*PROBLEM DETAILS*
For the entries below, work out how many lines include the string "VRAO", then write only that number.

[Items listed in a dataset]
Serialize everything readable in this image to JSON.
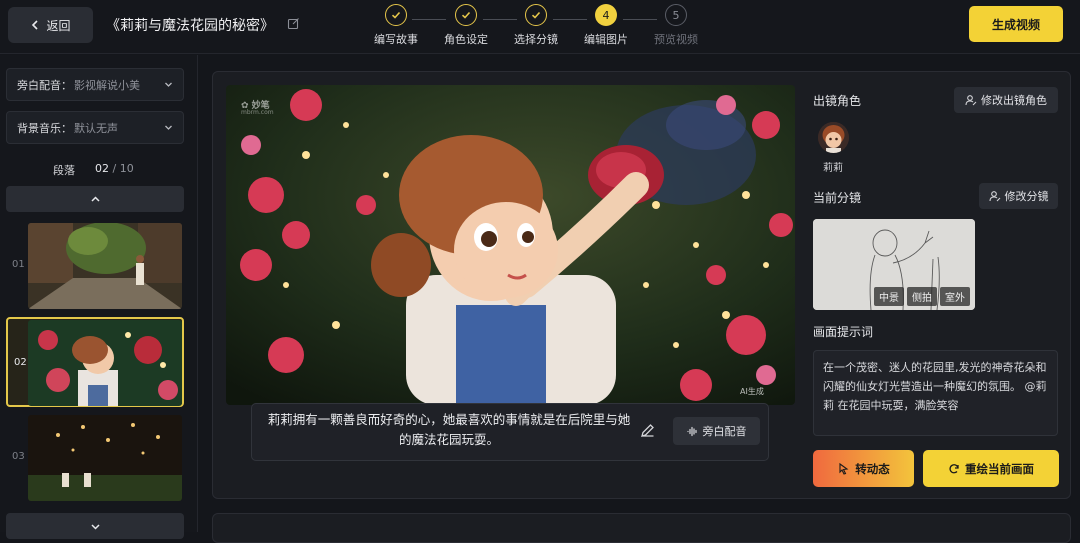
{
  "header": {
    "back_label": "返回",
    "title": "《莉莉与魔法花园的秘密》",
    "steps": [
      {
        "num": "",
        "label": "编写故事",
        "state": "done"
      },
      {
        "num": "",
        "label": "角色设定",
        "state": "done"
      },
      {
        "num": "",
        "label": "选择分镜",
        "state": "done"
      },
      {
        "num": "4",
        "label": "编辑图片",
        "state": "active"
      },
      {
        "num": "5",
        "label": "预览视频",
        "state": "todo"
      }
    ],
    "generate_label": "生成视频"
  },
  "sidebar": {
    "narration": {
      "key": "旁白配音：",
      "value": "影视解说小美"
    },
    "music": {
      "key": "背景音乐：",
      "value": "默认无声"
    },
    "segment_label": "段落",
    "segment_current": "02",
    "segment_total": " / 10",
    "thumbnails": [
      {
        "num": "01"
      },
      {
        "num": "02"
      },
      {
        "num": "03"
      }
    ]
  },
  "main": {
    "watermark_brand": "✿ 妙笔",
    "watermark_url": "mbrm.com",
    "ai_badge": "AI生成",
    "narration_text": "莉莉拥有一颗善良而好奇的心，她最喜欢的事情就是在后院里与她的魔法花园玩耍。",
    "voice_button": "旁白配音"
  },
  "panel": {
    "characters_title": "出镜角色",
    "modify_characters": "修改出镜角色",
    "character_name": "莉莉",
    "shot_title": "当前分镜",
    "modify_shot": "修改分镜",
    "shot_tags": [
      "中景",
      "侧拍",
      "室外"
    ],
    "prompt_title": "画面提示词",
    "prompt_text": "在一个茂密、迷人的花园里,发光的神奇花朵和闪耀的仙女灯光营造出一种魔幻的氛围。 @莉莉 在花园中玩耍，满脸笑容",
    "animate_button": "转动态",
    "redraw_button": "重绘当前画面"
  },
  "colors": {
    "accent": "#f3d236",
    "background": "#14161b",
    "card": "#1b1d22"
  }
}
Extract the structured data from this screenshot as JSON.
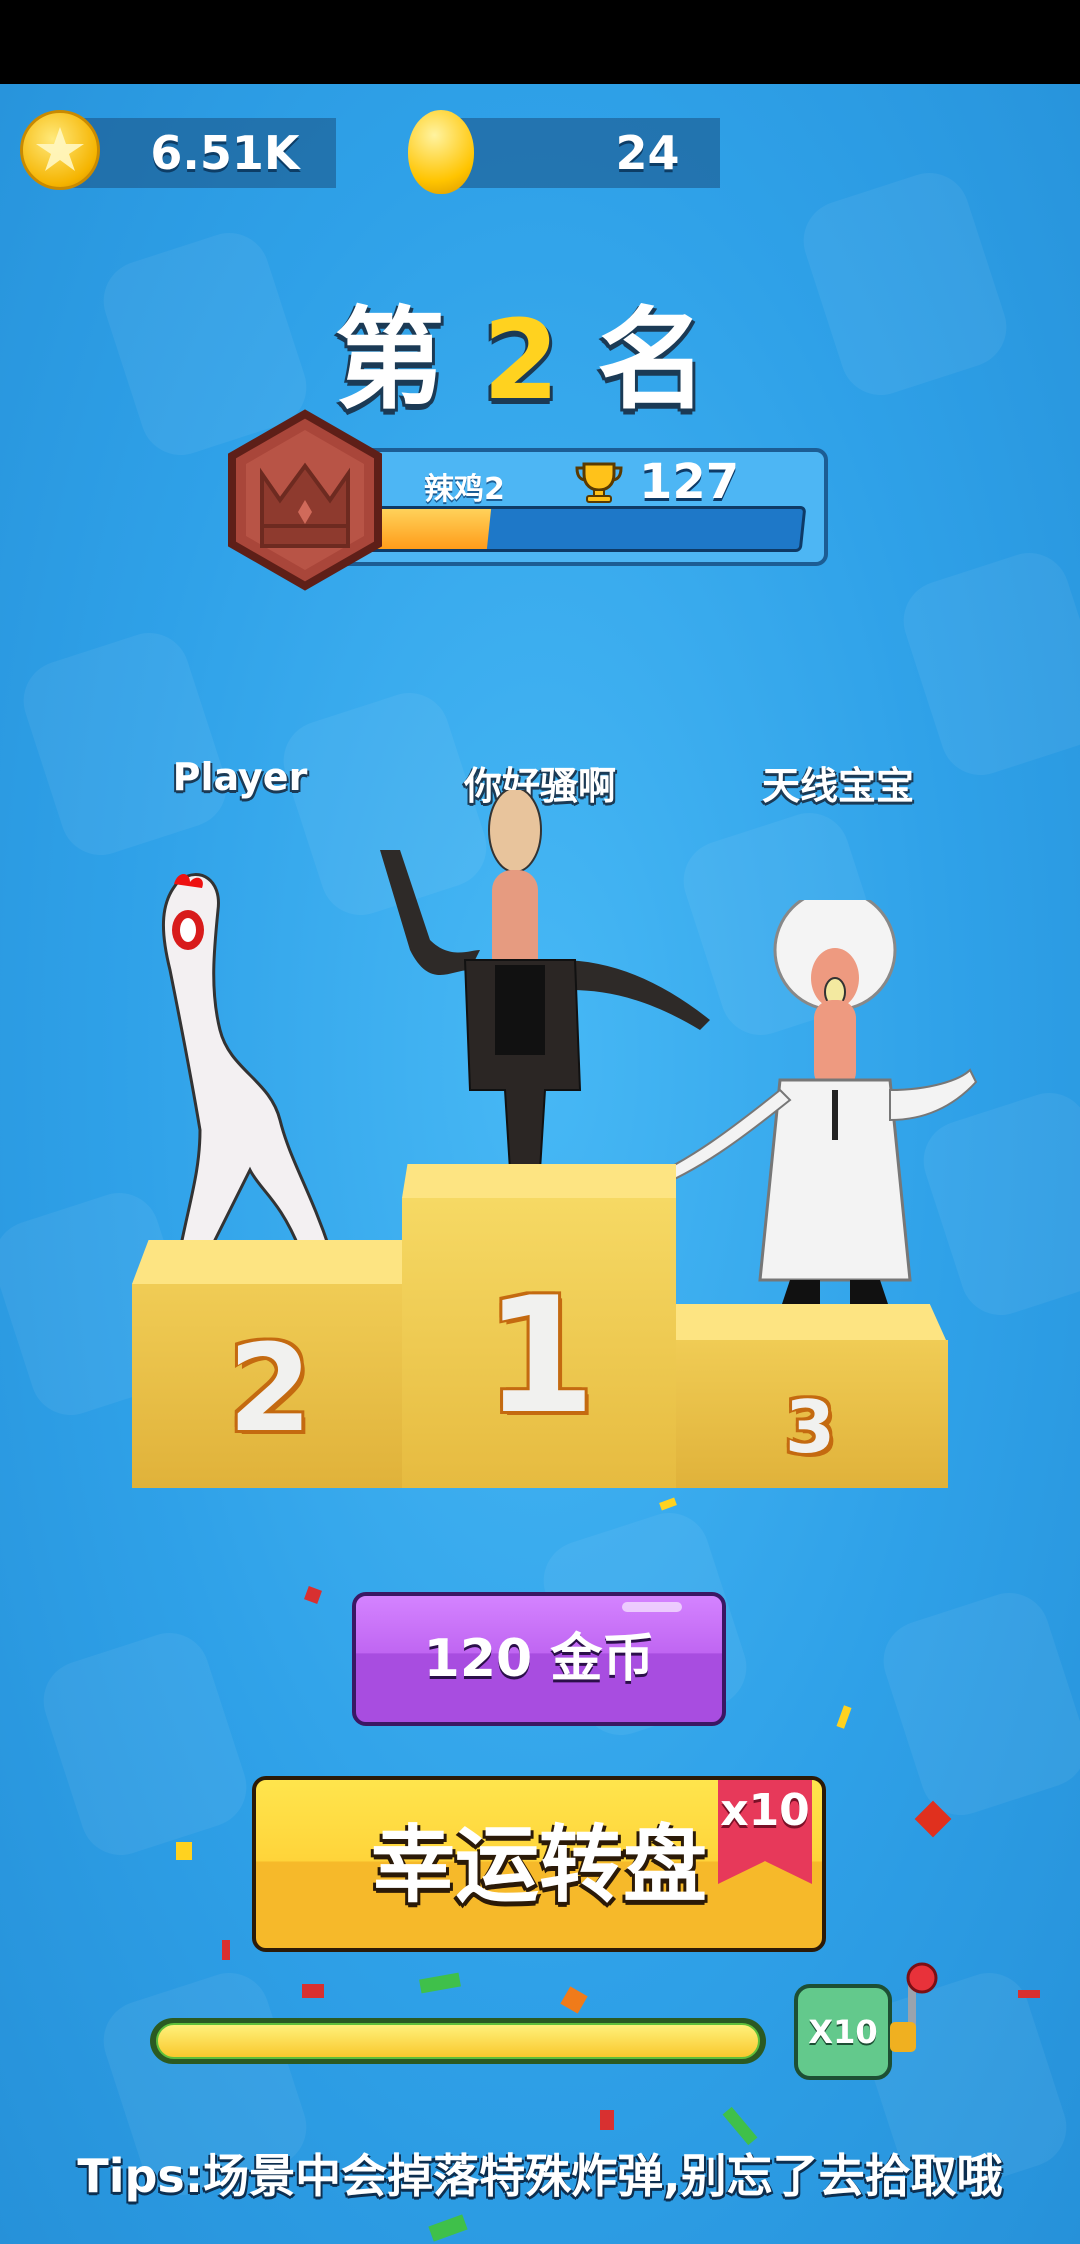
{
  "currency": {
    "gold_amount": "6.51K",
    "egg_amount": "24"
  },
  "result": {
    "title_left": "第",
    "rank_number": "2",
    "title_right": "名"
  },
  "level": {
    "name": "辣鸡2",
    "trophies": "127",
    "progress": 0.3
  },
  "podium": {
    "places": [
      {
        "name": "Player",
        "rank_label": "2"
      },
      {
        "name": "你好骚啊",
        "rank_label": "1"
      },
      {
        "name": "天线宝宝",
        "rank_label": "3"
      }
    ]
  },
  "reward": {
    "coins_label": "120  金币",
    "wheel_label": "幸运转盘",
    "wheel_multiplier": "x10",
    "spin_multiplier": "X10",
    "spin_progress": 1.0
  },
  "tips": "Tips:场景中会掉落特殊炸弹,别忘了去拾取哦",
  "colors": {
    "background": "#2e9fe6",
    "podium": "#e0b23a",
    "coins_button": "#c066f2",
    "wheel_button": "#ffd43a",
    "ribbon": "#e7395a"
  }
}
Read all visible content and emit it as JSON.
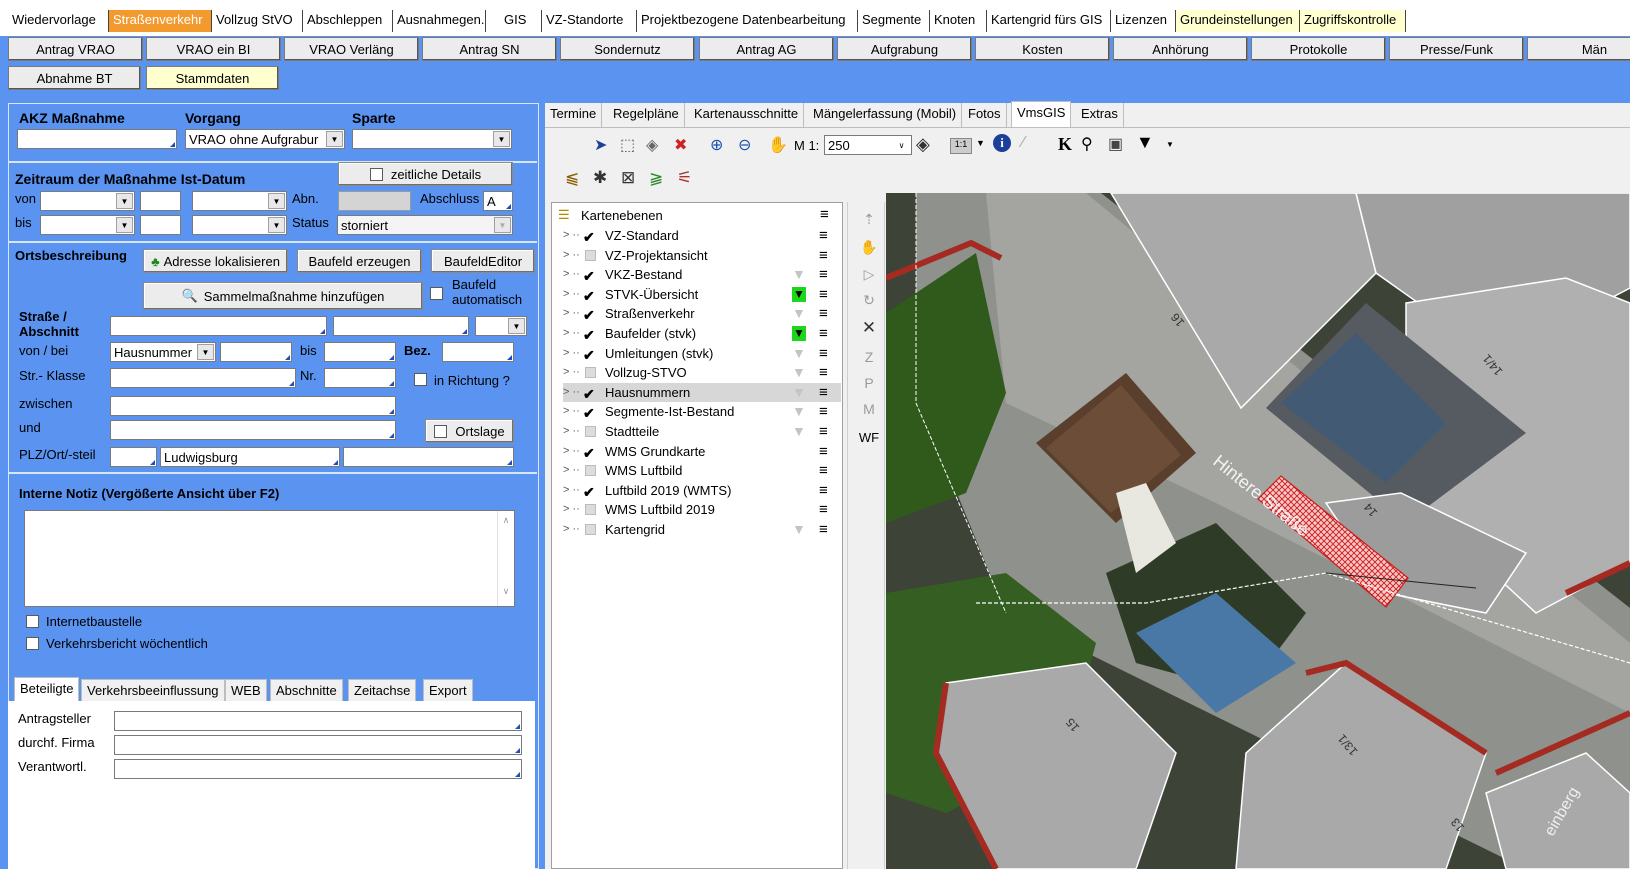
{
  "menu": {
    "items": [
      "Wiedervorlage",
      "Straßenverkehr",
      "Vollzug StVO",
      "Abschleppen",
      "Ausnahmegen.",
      "GIS",
      "VZ-Standorte",
      "Projektbezogene Datenbearbeitung",
      "Segmente",
      "Knoten",
      "Kartengrid fürs GIS",
      "Lizenzen",
      "Grundeinstellungen",
      "Zugriffskontrolle"
    ],
    "active_color": "#f39a2e",
    "yellow_color": "#ffffd0"
  },
  "tabs2": {
    "row1": [
      "Antrag VRAO",
      "VRAO ein BI",
      "VRAO Verläng",
      "Antrag SN",
      "Sondernutz",
      "Antrag AG",
      "Aufgrabung",
      "Kosten",
      "Anhörung",
      "Protokolle",
      "Presse/Funk",
      "Män"
    ],
    "row2": [
      "Abnahme BT",
      "Stammdaten"
    ]
  },
  "form": {
    "akz_label": "AKZ Maßnahme",
    "vorgang_label": "Vorgang",
    "sparte_label": "Sparte",
    "akz_value": "",
    "vorgang_value": "VRAO ohne Aufgrabur",
    "sparte_value": "",
    "zeitraum_label": "Zeitraum der Maßnahme Ist-Datum",
    "zeitliche_btn": "zeitliche Details",
    "von": "von",
    "bis": "bis",
    "abn": "Abn.",
    "abschluss": "Abschluss",
    "abschluss_value": "A",
    "status": "Status",
    "status_value": "storniert",
    "orts_label": "Ortsbeschreibung",
    "adresse_btn": "Adresse lokalisieren",
    "baufeld_btn": "Baufeld erzeugen",
    "baufeldeditor_btn": "BaufeldEditor",
    "sammel_btn": "Sammelmaßnahme hinzufügen",
    "baufeld_auto": "Baufeld automatisch",
    "strasse_label": "Straße / Abschnitt",
    "vonbei": "von / bei",
    "hausnummer": "Hausnummer",
    "bis2": "bis",
    "bez": "Bez.",
    "strklasse": "Str.- Klasse",
    "nr": "Nr.",
    "in_richtung": "in Richtung ?",
    "zwischen": "zwischen",
    "und": "und",
    "ortslage": "Ortslage",
    "plz": "PLZ/Ort/-steil",
    "ort_value": "Ludwigsburg",
    "notiz_label": "Interne Notiz (Vergößerte Ansicht über F2)",
    "internet": "Internetbaustelle",
    "verkehrsbericht": "Verkehrsbericht wöchentlich"
  },
  "bottom_tabs": [
    "Beteiligte",
    "Verkehrsbeeinflussung",
    "WEB",
    "Abschnitte",
    "Zeitachse",
    "Export"
  ],
  "bottom_fields": [
    "Antragsteller",
    "durchf. Firma",
    "Verantwortl."
  ],
  "right_tabs": [
    "Termine",
    "Regelpläne",
    "Kartenausschnitte",
    "Mängelerfassung (Mobil)",
    "Fotos",
    "VmsGIS",
    "Extras"
  ],
  "toolbar": {
    "scale_prefix": "M 1:",
    "scale_value": "250",
    "k_label": "K"
  },
  "layers": {
    "root": "Kartenebenen",
    "items": [
      {
        "name": "VZ-Standard",
        "checked": true,
        "filter": "none"
      },
      {
        "name": "VZ-Projektansicht",
        "checked": false,
        "filter": "none"
      },
      {
        "name": "VKZ-Bestand",
        "checked": true,
        "filter": "grey"
      },
      {
        "name": "STVK-Übersicht",
        "checked": true,
        "filter": "green"
      },
      {
        "name": "Straßenverkehr",
        "checked": true,
        "filter": "grey"
      },
      {
        "name": "Baufelder (stvk)",
        "checked": true,
        "filter": "green"
      },
      {
        "name": "Umleitungen (stvk)",
        "checked": true,
        "filter": "grey"
      },
      {
        "name": "Vollzug-STVO",
        "checked": false,
        "filter": "grey"
      },
      {
        "name": "Hausnummern",
        "checked": true,
        "filter": "grey",
        "selected": true
      },
      {
        "name": "Segmente-Ist-Bestand",
        "checked": true,
        "filter": "grey"
      },
      {
        "name": "Stadtteile",
        "checked": false,
        "filter": "grey"
      },
      {
        "name": "WMS Grundkarte",
        "checked": true,
        "filter": "none"
      },
      {
        "name": "WMS Luftbild",
        "checked": false,
        "filter": "none"
      },
      {
        "name": "Luftbild 2019 (WMTS)",
        "checked": true,
        "filter": "none"
      },
      {
        "name": "WMS Luftbild 2019",
        "checked": false,
        "filter": "none"
      },
      {
        "name": "Kartengrid",
        "checked": false,
        "filter": "grey"
      }
    ]
  },
  "side_tools": [
    "Z",
    "P",
    "M",
    "WF"
  ],
  "map": {
    "street": "Hintere Straße",
    "house_numbers": [
      "16",
      "14/1",
      "14",
      "15",
      "13/1",
      "13"
    ],
    "corner_text": "einberg"
  }
}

*ANSWER BOX*
4